(EXERCISE AIM): All of the data below is to be written out again exactly.

(PROVIDED DATA):
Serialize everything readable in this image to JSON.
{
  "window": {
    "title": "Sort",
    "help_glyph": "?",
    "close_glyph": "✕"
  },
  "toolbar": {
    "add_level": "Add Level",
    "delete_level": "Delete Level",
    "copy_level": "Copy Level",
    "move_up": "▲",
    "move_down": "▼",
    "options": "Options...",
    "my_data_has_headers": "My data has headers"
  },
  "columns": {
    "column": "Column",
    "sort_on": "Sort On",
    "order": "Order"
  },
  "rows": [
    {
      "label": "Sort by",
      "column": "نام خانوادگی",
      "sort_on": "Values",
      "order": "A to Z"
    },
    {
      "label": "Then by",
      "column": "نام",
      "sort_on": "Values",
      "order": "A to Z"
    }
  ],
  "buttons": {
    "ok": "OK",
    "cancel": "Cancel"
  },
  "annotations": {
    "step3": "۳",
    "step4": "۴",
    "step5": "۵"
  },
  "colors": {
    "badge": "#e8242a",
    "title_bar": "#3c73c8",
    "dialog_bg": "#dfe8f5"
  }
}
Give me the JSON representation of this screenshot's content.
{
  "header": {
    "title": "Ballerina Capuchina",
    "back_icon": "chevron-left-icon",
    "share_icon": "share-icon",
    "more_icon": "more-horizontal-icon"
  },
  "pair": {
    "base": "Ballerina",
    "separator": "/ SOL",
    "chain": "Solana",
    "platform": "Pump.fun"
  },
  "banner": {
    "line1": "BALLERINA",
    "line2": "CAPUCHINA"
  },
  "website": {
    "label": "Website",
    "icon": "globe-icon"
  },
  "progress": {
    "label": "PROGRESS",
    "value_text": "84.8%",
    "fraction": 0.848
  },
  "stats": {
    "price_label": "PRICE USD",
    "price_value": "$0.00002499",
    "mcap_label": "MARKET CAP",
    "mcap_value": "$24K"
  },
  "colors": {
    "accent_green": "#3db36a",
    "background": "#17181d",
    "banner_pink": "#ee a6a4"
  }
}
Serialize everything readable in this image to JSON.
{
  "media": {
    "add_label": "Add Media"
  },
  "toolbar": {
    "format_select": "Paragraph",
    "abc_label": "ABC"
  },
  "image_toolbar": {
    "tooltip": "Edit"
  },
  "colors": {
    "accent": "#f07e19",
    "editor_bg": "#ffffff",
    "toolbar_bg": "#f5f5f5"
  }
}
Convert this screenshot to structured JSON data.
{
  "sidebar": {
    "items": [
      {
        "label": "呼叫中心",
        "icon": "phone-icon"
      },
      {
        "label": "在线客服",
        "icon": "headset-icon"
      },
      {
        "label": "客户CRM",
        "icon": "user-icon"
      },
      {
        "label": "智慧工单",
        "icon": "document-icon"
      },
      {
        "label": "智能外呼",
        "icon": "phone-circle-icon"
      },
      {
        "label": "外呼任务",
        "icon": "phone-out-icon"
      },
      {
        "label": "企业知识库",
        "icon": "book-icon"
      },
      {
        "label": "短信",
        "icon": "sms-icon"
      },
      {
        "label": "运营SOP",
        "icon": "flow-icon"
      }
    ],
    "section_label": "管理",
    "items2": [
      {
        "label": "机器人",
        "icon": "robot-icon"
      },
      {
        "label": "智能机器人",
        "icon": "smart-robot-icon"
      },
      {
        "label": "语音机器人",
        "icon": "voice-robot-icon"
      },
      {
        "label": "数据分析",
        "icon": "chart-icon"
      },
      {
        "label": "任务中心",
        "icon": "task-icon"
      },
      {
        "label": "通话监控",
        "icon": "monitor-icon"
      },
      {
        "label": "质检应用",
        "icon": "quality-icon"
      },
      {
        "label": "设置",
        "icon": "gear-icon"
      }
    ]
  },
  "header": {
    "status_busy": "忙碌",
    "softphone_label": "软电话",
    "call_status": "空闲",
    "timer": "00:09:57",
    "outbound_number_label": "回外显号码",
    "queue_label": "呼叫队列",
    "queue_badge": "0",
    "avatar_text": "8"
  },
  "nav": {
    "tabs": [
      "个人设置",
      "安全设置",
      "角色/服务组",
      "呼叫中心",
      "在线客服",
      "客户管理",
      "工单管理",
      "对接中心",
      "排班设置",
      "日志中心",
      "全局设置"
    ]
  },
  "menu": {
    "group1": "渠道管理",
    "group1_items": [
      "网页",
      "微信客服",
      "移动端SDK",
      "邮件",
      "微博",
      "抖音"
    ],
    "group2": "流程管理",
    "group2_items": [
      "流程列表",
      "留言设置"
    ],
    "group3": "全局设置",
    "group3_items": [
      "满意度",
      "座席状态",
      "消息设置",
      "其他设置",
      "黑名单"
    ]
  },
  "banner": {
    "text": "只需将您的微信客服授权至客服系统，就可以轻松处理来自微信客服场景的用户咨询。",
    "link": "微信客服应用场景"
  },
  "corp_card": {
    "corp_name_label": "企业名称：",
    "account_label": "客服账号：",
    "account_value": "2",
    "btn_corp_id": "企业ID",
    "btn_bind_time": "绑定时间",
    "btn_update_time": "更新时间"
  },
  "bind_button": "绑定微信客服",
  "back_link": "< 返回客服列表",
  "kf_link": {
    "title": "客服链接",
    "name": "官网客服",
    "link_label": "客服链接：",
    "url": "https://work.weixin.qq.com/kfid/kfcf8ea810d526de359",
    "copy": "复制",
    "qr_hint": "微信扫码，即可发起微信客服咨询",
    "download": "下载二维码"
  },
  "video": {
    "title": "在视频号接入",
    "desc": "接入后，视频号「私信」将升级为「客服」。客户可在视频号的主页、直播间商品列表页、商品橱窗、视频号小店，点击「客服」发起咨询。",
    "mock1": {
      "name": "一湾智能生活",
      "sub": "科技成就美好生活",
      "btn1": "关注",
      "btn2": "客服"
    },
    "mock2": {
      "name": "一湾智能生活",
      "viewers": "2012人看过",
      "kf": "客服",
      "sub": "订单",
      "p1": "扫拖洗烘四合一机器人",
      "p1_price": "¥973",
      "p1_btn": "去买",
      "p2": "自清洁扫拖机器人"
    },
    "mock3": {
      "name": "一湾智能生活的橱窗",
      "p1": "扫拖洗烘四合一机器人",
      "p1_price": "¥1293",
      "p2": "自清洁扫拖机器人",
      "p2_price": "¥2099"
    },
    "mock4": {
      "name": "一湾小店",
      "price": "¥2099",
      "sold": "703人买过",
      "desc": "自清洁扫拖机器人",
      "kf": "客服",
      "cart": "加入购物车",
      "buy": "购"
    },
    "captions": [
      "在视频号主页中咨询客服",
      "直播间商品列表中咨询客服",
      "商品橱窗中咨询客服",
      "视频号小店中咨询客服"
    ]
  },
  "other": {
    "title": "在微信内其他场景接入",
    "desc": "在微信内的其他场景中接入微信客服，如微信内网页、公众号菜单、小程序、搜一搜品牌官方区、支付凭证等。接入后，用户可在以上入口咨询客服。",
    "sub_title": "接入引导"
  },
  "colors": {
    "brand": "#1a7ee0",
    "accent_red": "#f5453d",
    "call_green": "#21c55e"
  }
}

(YOUR RESPONSE):
Serialize everything readable in this image to JSON.
{
  "window": {
    "title": "Sort",
    "help_glyph": "?",
    "close_glyph": "✕"
  },
  "toolbar": {
    "add_level": "Add Level",
    "delete_level": "Delete Level",
    "copy_level": "Copy Level",
    "move_up": "▲",
    "move_down": "▼",
    "options": "Options...",
    "my_data_has_headers": "My data has headers"
  },
  "columns": {
    "column": "Column",
    "sort_on": "Sort On",
    "order": "Order"
  },
  "rows": [
    {
      "label": "Sort by",
      "column": "نام خانوادگی",
      "sort_on": "Values",
      "order": "A to Z"
    },
    {
      "label": "Then by",
      "column": "نام",
      "sort_on": "Values",
      "order": "A to Z"
    }
  ],
  "buttons": {
    "ok": "OK",
    "cancel": "Cancel"
  },
  "annotations": {
    "step3": "۳",
    "step4": "۴",
    "step5": "۵"
  },
  "colors": {
    "badge": "#e8242a",
    "title_bar": "#3c73c8",
    "dialog_bg": "#dfe8f5"
  }
}
Give me the JSON representation of this screenshot's content.
{
  "header": {
    "title": "Ballerina Capuchina",
    "back_icon": "chevron-left-icon",
    "share_icon": "share-icon",
    "more_icon": "more-horizontal-icon"
  },
  "pair": {
    "base": "Ballerina",
    "separator": "/ SOL",
    "chain": "Solana",
    "platform": "Pump.fun"
  },
  "banner": {
    "line1": "BALLERINA",
    "line2": "CAPUCHINA"
  },
  "website": {
    "label": "Website",
    "icon": "globe-icon"
  },
  "progress": {
    "label": "PROGRESS",
    "value_text": "84.8%",
    "fraction": 0.848
  },
  "stats": {
    "price_label": "PRICE USD",
    "price_value": "$0.00002499",
    "mcap_label": "MARKET CAP",
    "mcap_value": "$24K"
  },
  "colors": {
    "accent_green": "#3db36a",
    "background": "#17181d",
    "banner_pink": "#ee a6a4"
  }
}
Serialize everything readable in this image to JSON.
{
  "media": {
    "add_label": "Add Media"
  },
  "toolbar": {
    "format_select": "Paragraph",
    "abc_label": "ABC"
  },
  "image_toolbar": {
    "tooltip": "Edit"
  },
  "colors": {
    "accent": "#f07e19",
    "editor_bg": "#ffffff",
    "toolbar_bg": "#f5f5f5"
  }
}
Convert this screenshot to structured JSON data.
{
  "sidebar": {
    "items": [
      {
        "label": "呼叫中心",
        "icon": "phone-icon"
      },
      {
        "label": "在线客服",
        "icon": "headset-icon"
      },
      {
        "label": "客户CRM",
        "icon": "user-icon"
      },
      {
        "label": "智慧工单",
        "icon": "document-icon"
      },
      {
        "label": "智能外呼",
        "icon": "phone-circle-icon"
      },
      {
        "label": "外呼任务",
        "icon": "phone-out-icon"
      },
      {
        "label": "企业知识库",
        "icon": "book-icon"
      },
      {
        "label": "短信",
        "icon": "sms-icon"
      },
      {
        "label": "运营SOP",
        "icon": "flow-icon"
      }
    ],
    "section_label": "管理",
    "items2": [
      {
        "label": "机器人",
        "icon": "robot-icon"
      },
      {
        "label": "智能机器人",
        "icon": "smart-robot-icon"
      },
      {
        "label": "语音机器人",
        "icon": "voice-robot-icon"
      },
      {
        "label": "数据分析",
        "icon": "chart-icon"
      },
      {
        "label": "任务中心",
        "icon": "task-icon"
      },
      {
        "label": "通话监控",
        "icon": "monitor-icon"
      },
      {
        "label": "质检应用",
        "icon": "quality-icon"
      },
      {
        "label": "设置",
        "icon": "gear-icon"
      }
    ]
  },
  "header": {
    "status_busy": "忙碌",
    "softphone_label": "软电话",
    "call_status": "空闲",
    "timer": "00:09:57",
    "outbound_number_label": "回外显号码",
    "queue_label": "呼叫队列",
    "queue_badge": "0",
    "avatar_text": "8"
  },
  "nav": {
    "tabs": [
      "个人设置",
      "安全设置",
      "角色/服务组",
      "呼叫中心",
      "在线客服",
      "客户管理",
      "工单管理",
      "对接中心",
      "排班设置",
      "日志中心",
      "全局设置"
    ]
  },
  "menu": {
    "group1": "渠道管理",
    "group1_items": [
      "网页",
      "微信客服",
      "移动端SDK",
      "邮件",
      "微博",
      "抖音"
    ],
    "group2": "流程管理",
    "group2_items": [
      "流程列表",
      "留言设置"
    ],
    "group3": "全局设置",
    "group3_items": [
      "满意度",
      "座席状态",
      "消息设置",
      "其他设置",
      "黑名单"
    ]
  },
  "banner": {
    "text": "只需将您的微信客服授权至客服系统，就可以轻松处理来自微信客服场景的用户咨询。",
    "link": "微信客服应用场景"
  },
  "corp_card": {
    "corp_name_label": "企业名称：",
    "account_label": "客服账号：",
    "account_value": "2",
    "btn_corp_id": "企业ID",
    "btn_bind_time": "绑定时间",
    "btn_update_time": "更新时间"
  },
  "bind_button": "绑定微信客服",
  "back_link": "< 返回客服列表",
  "kf_link": {
    "title": "客服链接",
    "name": "官网客服",
    "link_label": "客服链接：",
    "url": "https://work.weixin.qq.com/kfid/kfcf8ea810d526de359",
    "copy": "复制",
    "qr_hint": "微信扫码，即可发起微信客服咨询",
    "download": "下载二维码"
  },
  "video": {
    "title": "在视频号接入",
    "desc": "接入后，视频号「私信」将升级为「客服」。客户可在视频号的主页、直播间商品列表页、商品橱窗、视频号小店，点击「客服」发起咨询。",
    "mock1": {
      "name": "一湾智能生活",
      "sub": "科技成就美好生活",
      "btn1": "关注",
      "btn2": "客服"
    },
    "mock2": {
      "name": "一湾智能生活",
      "viewers": "2012人看过",
      "kf": "客服",
      "sub": "订单",
      "p1": "扫拖洗烘四合一机器人",
      "p1_price": "¥973",
      "p1_btn": "去买",
      "p2": "自清洁扫拖机器人"
    },
    "mock3": {
      "name": "一湾智能生活的橱窗",
      "p1": "扫拖洗烘四合一机器人",
      "p1_price": "¥1293",
      "p2": "自清洁扫拖机器人",
      "p2_price": "¥2099"
    },
    "mock4": {
      "name": "一湾小店",
      "price": "¥2099",
      "sold": "703人买过",
      "desc": "自清洁扫拖机器人",
      "kf": "客服",
      "cart": "加入购物车",
      "buy": "购"
    },
    "captions": [
      "在视频号主页中咨询客服",
      "直播间商品列表中咨询客服",
      "商品橱窗中咨询客服",
      "视频号小店中咨询客服"
    ]
  },
  "other": {
    "title": "在微信内其他场景接入",
    "desc": "在微信内的其他场景中接入微信客服，如微信内网页、公众号菜单、小程序、搜一搜品牌官方区、支付凭证等。接入后，用户可在以上入口咨询客服。",
    "sub_title": "接入引导"
  },
  "colors": {
    "brand": "#1a7ee0",
    "accent_red": "#f5453d",
    "call_green": "#21c55e"
  }
}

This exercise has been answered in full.